What is your car telling criminals?

They’re on the road in front of us every day, those cars with the stick figures in the back window and the bumper stickers that tell us how proud they are to have a child who’s an honor student at such and such a school. Just as bad are the custom license plates that let us know your name.

Your car can be telling criminals an awful lot about you and your kids; information they can use to carjack you, mug you or break into your house while you’re away.

Here’s an example of stuff that shouldn’t be on your car and why:


In addition, as I mentioned, if your name is somehow included as part of your custom plate, you’ve giving the potential mugger or carjacker your name. How many of us don’t turn around when someone calls our name? We’re also a lot more likely to allow a perfect stranger to get close enough to rob us or shove us into the car at gun point when they are telling us that they know us and back it by using our name. Let’s face it we don’t remember half the people we meet and just assume we’ve forgotten this person as he or she draws ever closer.

Take a look at your car and think about removing anything that might give a criminal an edge.

Online Dangers – Part 2 Online Identity Theft

 First of all we need to remember that, although online identity theft is an increasing issue, offline identity theft (meaning identity theft from stolen mail, credit cards, wallets, purses, etc…) still makes up the largest percentage of of the identity theft pie. While we are focusing in this blog post series on “online dangers” we would be remiss if we didn’t remind you, to protect your offline identity as well as your online identity.

Offline (or traditional) identity theft usually happens when the thief acquires your information (social security number, bank account number, etc…) by getting a hold of documents that contain that information. They will often go through mailboxes and steal credit card correspondence, go through your trash or steal a wallet or purse. It is therefore crucial to protect your information from prying eyes.
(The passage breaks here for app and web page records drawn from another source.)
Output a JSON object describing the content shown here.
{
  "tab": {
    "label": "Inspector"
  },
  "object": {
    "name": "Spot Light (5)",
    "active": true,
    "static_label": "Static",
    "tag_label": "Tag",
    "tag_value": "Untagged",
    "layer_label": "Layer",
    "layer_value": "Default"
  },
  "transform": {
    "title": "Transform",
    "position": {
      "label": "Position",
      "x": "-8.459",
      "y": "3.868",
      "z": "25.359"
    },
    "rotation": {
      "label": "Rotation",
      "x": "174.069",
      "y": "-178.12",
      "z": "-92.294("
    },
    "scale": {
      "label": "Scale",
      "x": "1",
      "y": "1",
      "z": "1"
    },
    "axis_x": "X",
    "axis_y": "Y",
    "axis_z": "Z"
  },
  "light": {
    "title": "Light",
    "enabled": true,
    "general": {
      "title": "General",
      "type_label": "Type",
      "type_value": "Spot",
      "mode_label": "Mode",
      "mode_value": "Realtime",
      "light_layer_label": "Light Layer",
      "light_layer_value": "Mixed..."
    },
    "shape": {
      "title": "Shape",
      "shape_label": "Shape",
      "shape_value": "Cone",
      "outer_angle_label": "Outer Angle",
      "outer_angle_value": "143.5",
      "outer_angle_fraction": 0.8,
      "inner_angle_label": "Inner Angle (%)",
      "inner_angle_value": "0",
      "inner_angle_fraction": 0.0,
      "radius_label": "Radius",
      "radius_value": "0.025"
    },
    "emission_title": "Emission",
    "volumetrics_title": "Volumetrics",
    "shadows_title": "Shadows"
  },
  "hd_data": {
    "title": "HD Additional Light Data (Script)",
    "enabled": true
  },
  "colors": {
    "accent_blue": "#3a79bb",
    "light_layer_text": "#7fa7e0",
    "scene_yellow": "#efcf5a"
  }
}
We’re going to talk, a little later, about how to do that, both online as well as offline.

Online Identity theft, on the other hand, has continued to grow rapidly. It is estimated that some 130 million program (called “Spyware”) are floating through cyberspace whose sole intent is to steal your vital information in order to use it fraudulently.

Others have spent a lot of time, money and energy hacking into business websites, finding ways to steal credit card numbers and other vital user information.

Our website www.nationalsafetyinc.com is continuously detecting orders that look suspicious and we routinely decline orders that match a certain set of criteria that flag them as most likely fraudulent.

Unfortunately, law enforcement does not have the means, the time, the expertise or the money to pursue most cases. Even the FBI only goes after those cases that involve hundreds of thefts and that total in the millions of dollars.

However it is that the thief acquires your information, once you identity has been stolen it can take years and thousands of dollars to clear your name. Some have even had to file bankruptcy and/or lost their home because of charges run up and credit that has been ruined.

How to protect against identity theft

  • Be aware as well that many cell phone and cordless phone calls can be intercepted. Be careful about giving out important information such as your social security number, credit card numbers, pin numbers and/or passwords over the phone.
  • Keep a list of all important information is a separate secure location so that you are rapidly able to contact all pertinent agencies as soon as you suspect that your identity might have been stolen.
  • Make sure that your pin numbers and passwords aren’t easy to figure out. Don’t use your childrens’ names, anniversary dates or birthdays that thieves might be able to figure out fairly easily.
  • Keep an eye on your credit score on a regular basis. There are three major credit bureaus (Experian, Equifax & TransUnion) and each one is required to provide a free credit rating once every 12 months. An easy and free way to keep an eye on your credit report as well as check for identity theft is to get a free report from the first one now, in four months, get a credit report for the second one and then, in another four months, the third.
  • Never put bills and other important mail which may contain the kind of information thieves are looking for in your mailbox. Post them only in a secure mailbox or directly to the post office.
  • If you are using a secure website (bank, site where you pay your bills, etc…) make sure that you log off completely, especially if the computer you are using is a shared computer.
  • Never logon to a secure website with a wifi connection that is not secure as others might be able to intercept and view confidential information.
  • Make sure that your computer is well protected with firewalls, antivirus and spyware detection software.
  • Make sure that you NEVER email credit card numbers or other confidential information. Email can easily be intercepted. It is not secure.
  • Delete any and all suspicious emails. Never respond to emails requesting your information in exchange for which someone will deposit money into your bank account or emails similar in nature. As incredible as it sounds, people do fall for these scams.
  • Protect the following information and share only with trusted companies and websites:
    • User names, passwords and PIN numbers.
    • Social Security numbers.
    • Phone and utility account numbers.
    • Bank and credit account numbers.
    • Employment and student identification numbers.
    • Driver’s license and passport numbers.
    • Professional license numbers.
    • Insurance identification numbers.
    • College or university financial-aid form information.

Tomorrow “Online or “Cyber” Bullying”